13. The device of claim 12 wherein the active device comprises a metal oxide semiconductor field effect transistor.
14. A metal oxide semiconductor field effect transistor comprising:
- a substrate;
- an electrode comprising a gate printed on the substrate;
- a dielectric comprising an oxide formed on the electrode;
- at least one additional electrode;
- an organic semiconductor material disposed over the dielectric and at least partially over the at least one additional electrode.
15. The metal oxide semiconductor field effect transistor of claim 14 wherein the at least one additional electrode comprises a second and third electrode comprising a drain and source disposed in contact with the organic semiconductor material.
16. The metal oxide semiconductor field effect transistor of claim 15 wherein the second and third electrodes are printed on the substrate.
17. The metal oxide semiconductor field effect transistor of claim 15 wherein the second and third electrodes are substantially oxide free.
18. The metal oxide semiconductor field effect transistor of claim 15 wherein the second electrode and the third electrode are each comprised of substantially the same material.
19. The metal oxide semiconductor field effect transistor of claim 18 wherein the material comprises one of copper, aluminum, titanium, chromium, gold, indium tin oxide, nickel, palladium, platinum, polyaniline, polyethylene dioxythiophene, silver, titanium nitride, tungsten, and aluminum doped zinc oxide.

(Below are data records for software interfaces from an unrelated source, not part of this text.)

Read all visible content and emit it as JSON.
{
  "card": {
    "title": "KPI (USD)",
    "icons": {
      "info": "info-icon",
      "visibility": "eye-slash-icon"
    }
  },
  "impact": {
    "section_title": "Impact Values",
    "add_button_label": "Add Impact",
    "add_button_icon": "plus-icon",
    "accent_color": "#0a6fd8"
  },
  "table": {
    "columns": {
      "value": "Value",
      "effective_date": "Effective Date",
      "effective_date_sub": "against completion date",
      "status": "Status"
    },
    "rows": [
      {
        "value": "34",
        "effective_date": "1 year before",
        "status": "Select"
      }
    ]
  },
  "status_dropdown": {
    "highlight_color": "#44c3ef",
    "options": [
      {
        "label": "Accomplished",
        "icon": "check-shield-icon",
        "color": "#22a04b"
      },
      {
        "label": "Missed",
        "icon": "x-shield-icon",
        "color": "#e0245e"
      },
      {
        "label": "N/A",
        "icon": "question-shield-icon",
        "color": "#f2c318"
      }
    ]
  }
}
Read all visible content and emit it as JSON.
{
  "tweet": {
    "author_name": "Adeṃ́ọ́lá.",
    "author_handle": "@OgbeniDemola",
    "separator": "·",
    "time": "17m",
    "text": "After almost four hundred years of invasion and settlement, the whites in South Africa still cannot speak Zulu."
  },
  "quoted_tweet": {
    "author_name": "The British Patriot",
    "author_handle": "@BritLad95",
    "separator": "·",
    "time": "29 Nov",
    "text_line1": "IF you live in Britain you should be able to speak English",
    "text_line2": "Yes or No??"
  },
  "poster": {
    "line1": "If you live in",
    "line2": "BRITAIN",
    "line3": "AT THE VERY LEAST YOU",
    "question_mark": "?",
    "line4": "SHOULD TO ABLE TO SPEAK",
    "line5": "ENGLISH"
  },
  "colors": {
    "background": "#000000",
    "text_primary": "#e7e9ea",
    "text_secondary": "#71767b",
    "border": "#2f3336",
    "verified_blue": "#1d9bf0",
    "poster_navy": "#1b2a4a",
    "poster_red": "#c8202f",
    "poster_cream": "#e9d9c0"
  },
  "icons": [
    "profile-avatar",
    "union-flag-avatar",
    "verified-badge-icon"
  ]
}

20. The metal oxide semiconductor field effect transistor of claim 15 wherein the second and third electrodes have an oxidation resistant material disposed thereon.
21. The metal oxide semiconductor field effect transistor of claim 20 wherein the oxidation resistant material comprises one of an organic coating and an oxidation resistant metal.
22. The metal oxide semiconductor field effect transistor of claim 21 wherein the oxidation resistant metal comprises at least one of chrome, gold, and platinum.
23. The metal oxide semiconductor field effect transistor of claim 15 wherein the second and third electrodes are comprised of oxidation resistant metal.
24. The metal oxide semiconductor field effect transistor of claim 15 wherein the substrate comprises a flexible substrate.
25. The metal oxide semiconductor field effect transistor of claim 14 wherein the substrate comprises a substantially rigid substrate.
Filed: Jan 25, 2002
Date of Patent: Jan 13, 2004
Patent Publication Number: 20030141524
Assignee: Motorola, Inc. (Schaumburg, IL)
Inventors: Steven M. Scheifers (Hoffman Estates, IL), Daniel R. Gamota (Palatine, IL), Paul W. Brazis, Jr. (South Elgin, IL), Jie Zhang (Buffalo Grove, IL), Lawrence E. Lach (Chicago, IL)
Primary Examiner: Richard Elms
Assistant Examiner: Brad Smith
Attorney, Agent or Law Firm: Daniel K. Nichols
Application Number: 10/057,367
International Classification: H01L/3524;